MADISON, Wis. — University of Wisconsin System Acting President Michael J. Falbo has appointed Johannes Britz as the UW System’s acting senior vice president for academic and student affairs. Britz will succeed Anny Morrobel-Sosa, who announced her resignation on May 31.
Britz is currently provost and senior vice chancellor for academic affairs at UW-Milwaukee, where he is also a professor in the School of Information Studies. Before becoming acting provost (2010) and permanent provost (2012) of UW-Milwaukee, he served as dean of the School of Information Studies from 2005 to 2010. He concurrently served as dean per acting from the College of Health Sciences from 2008 to 2009.
“Johannes brings a deep commitment to meeting the academic needs of our students and an in-depth knowledge of the UW system,” Falbo said. “I appreciate his experience and expertise as provost and long-time dean, researcher and professor. I am grateful for his willingness to step up and serve in this system-wide role.
The Office of Academic and Student Affairs oversees the UW system’s commitment to academic excellence, faculty and student success, shared governance, and community engagement.
Britz holds two doctorates from the University of Pretoria in South Africa. His research focuses on social justice and information poverty. He is the author and co-author of over 100 scholarly publications. In recognition of his work developing information ethics in Africa, the World Technology Forum named him one of five finalists for its Ethics Award in 2009.
Britz takes up her new role on June 1.
Download a high resolution photo of Dr. Johannes Britz.

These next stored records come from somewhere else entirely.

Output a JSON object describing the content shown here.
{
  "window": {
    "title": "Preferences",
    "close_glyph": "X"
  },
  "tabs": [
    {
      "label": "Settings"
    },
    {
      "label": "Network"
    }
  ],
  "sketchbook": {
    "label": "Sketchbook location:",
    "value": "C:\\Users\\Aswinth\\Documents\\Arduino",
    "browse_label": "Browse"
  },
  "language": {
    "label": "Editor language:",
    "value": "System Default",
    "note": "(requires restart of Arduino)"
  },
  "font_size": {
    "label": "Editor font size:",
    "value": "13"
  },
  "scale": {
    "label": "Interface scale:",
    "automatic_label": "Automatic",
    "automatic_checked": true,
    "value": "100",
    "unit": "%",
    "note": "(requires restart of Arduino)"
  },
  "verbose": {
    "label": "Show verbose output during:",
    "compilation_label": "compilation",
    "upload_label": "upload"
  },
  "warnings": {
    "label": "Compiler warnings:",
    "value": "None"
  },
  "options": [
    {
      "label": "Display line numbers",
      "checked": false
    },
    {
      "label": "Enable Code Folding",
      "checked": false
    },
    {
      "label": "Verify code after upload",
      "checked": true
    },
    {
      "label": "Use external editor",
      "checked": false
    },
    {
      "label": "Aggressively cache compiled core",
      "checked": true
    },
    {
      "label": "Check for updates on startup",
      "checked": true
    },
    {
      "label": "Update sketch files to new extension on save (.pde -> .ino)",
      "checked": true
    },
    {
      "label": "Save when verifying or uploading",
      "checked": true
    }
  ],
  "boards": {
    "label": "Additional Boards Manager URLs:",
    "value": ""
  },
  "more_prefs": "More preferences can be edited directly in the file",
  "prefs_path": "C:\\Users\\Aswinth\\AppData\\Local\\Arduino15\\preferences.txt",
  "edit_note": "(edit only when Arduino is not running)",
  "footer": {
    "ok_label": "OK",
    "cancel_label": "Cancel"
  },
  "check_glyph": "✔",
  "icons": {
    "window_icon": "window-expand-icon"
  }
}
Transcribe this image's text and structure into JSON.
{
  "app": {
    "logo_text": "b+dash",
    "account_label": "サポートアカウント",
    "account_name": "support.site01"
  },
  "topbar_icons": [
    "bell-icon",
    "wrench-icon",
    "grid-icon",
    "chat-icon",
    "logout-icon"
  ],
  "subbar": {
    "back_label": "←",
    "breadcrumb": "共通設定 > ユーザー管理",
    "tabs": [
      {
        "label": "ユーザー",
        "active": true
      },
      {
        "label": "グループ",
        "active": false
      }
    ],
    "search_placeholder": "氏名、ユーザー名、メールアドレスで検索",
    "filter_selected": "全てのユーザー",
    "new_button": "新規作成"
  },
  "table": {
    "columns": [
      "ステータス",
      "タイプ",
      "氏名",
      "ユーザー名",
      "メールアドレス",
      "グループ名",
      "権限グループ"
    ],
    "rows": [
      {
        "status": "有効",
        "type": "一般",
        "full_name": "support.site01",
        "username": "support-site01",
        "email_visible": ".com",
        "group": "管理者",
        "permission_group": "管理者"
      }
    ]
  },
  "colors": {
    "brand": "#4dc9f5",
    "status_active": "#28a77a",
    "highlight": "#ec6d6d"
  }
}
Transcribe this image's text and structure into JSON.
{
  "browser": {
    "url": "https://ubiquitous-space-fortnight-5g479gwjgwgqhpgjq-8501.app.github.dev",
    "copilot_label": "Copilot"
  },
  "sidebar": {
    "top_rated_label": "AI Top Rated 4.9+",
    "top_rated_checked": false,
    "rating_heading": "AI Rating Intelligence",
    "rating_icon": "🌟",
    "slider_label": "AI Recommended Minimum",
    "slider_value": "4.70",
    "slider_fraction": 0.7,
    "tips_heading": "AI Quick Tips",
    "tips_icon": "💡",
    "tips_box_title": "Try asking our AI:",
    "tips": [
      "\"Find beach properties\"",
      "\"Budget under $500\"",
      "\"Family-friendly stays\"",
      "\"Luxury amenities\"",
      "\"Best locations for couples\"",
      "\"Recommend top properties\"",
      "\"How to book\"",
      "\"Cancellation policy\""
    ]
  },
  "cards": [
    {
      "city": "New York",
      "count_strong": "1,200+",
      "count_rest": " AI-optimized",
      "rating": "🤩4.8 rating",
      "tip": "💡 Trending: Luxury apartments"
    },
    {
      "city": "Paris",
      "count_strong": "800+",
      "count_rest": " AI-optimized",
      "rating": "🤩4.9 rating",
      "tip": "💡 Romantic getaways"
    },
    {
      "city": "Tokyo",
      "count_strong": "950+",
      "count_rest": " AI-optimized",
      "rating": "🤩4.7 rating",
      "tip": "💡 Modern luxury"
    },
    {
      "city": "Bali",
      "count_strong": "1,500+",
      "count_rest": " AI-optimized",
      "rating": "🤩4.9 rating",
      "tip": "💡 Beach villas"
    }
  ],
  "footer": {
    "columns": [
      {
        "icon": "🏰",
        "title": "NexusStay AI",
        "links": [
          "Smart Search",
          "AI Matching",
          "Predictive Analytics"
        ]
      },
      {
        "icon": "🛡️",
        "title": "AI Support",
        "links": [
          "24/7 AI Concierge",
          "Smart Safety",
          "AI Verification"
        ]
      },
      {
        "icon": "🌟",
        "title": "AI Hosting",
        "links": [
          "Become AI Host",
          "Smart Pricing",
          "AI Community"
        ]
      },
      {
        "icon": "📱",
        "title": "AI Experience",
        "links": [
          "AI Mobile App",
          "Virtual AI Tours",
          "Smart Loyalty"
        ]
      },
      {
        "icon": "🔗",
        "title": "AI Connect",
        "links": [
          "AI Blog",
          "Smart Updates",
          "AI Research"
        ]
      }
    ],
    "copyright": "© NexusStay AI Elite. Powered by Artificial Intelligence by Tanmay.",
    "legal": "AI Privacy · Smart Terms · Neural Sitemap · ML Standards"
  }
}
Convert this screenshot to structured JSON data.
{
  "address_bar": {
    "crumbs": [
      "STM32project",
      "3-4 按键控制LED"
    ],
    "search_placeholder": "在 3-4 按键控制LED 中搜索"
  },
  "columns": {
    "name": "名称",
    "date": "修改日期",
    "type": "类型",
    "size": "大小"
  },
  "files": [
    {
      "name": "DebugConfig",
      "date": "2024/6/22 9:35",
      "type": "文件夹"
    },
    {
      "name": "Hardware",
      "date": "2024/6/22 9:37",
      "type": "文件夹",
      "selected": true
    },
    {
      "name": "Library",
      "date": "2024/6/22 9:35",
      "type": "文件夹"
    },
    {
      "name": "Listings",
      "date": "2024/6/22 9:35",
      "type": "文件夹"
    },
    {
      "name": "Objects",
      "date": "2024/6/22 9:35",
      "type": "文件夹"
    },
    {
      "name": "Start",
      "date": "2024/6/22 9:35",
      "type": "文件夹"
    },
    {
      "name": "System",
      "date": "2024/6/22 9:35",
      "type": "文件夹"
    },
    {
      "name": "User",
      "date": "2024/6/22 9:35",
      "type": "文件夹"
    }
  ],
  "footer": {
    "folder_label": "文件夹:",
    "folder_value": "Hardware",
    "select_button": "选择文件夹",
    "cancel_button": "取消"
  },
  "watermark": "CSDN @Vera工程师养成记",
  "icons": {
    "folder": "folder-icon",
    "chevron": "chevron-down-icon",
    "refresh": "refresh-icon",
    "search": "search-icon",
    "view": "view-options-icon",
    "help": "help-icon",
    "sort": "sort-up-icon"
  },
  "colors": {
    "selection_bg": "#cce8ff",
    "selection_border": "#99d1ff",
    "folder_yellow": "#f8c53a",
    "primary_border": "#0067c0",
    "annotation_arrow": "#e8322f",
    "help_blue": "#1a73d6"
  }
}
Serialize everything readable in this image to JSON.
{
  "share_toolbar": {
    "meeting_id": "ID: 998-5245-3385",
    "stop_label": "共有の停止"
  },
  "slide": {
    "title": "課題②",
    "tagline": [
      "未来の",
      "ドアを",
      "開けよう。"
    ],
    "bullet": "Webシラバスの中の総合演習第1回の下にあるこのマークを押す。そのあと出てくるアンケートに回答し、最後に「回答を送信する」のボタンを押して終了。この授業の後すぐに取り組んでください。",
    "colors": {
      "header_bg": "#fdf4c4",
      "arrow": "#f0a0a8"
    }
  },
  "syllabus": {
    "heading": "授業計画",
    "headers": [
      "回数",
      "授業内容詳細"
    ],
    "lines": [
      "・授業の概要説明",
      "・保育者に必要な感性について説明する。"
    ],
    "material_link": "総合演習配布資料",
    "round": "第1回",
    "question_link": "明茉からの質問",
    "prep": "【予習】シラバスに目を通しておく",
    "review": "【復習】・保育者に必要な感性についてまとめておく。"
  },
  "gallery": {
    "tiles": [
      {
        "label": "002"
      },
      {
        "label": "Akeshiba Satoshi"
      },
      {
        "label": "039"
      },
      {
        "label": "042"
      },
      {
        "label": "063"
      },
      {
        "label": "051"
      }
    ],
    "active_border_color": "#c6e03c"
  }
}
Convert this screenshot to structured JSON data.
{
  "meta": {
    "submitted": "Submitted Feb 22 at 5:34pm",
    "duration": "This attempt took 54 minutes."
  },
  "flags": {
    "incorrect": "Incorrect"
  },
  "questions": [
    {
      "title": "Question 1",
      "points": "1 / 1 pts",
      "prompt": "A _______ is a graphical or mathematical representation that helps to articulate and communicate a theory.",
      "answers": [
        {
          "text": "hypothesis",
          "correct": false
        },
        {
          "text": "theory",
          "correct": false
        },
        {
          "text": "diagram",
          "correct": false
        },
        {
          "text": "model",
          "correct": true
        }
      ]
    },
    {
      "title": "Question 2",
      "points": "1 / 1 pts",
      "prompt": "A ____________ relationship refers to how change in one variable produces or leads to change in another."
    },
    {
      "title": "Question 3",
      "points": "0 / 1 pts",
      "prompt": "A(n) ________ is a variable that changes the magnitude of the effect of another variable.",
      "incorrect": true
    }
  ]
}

The University of Wisconsin system serves approximately 165,000 students. Awarding nearly 37,000 degrees annually, the UW system is Wisconsin’s talent pool, positioning graduates to increase their earning power, contribute to their communities, and make Wisconsin a better place to live. Nearly 90% of graduates from the state’s UW system remain in Wisconsin five years after graduation — with a median salary of more than $66,000. The UW system offers a 23:1 return on investment for the state. Universities in the UW system also contribute to the richness of Wisconsin’s culture and economy with groundbreaking research, new businesses and patents, and boundless creative intellectual energy.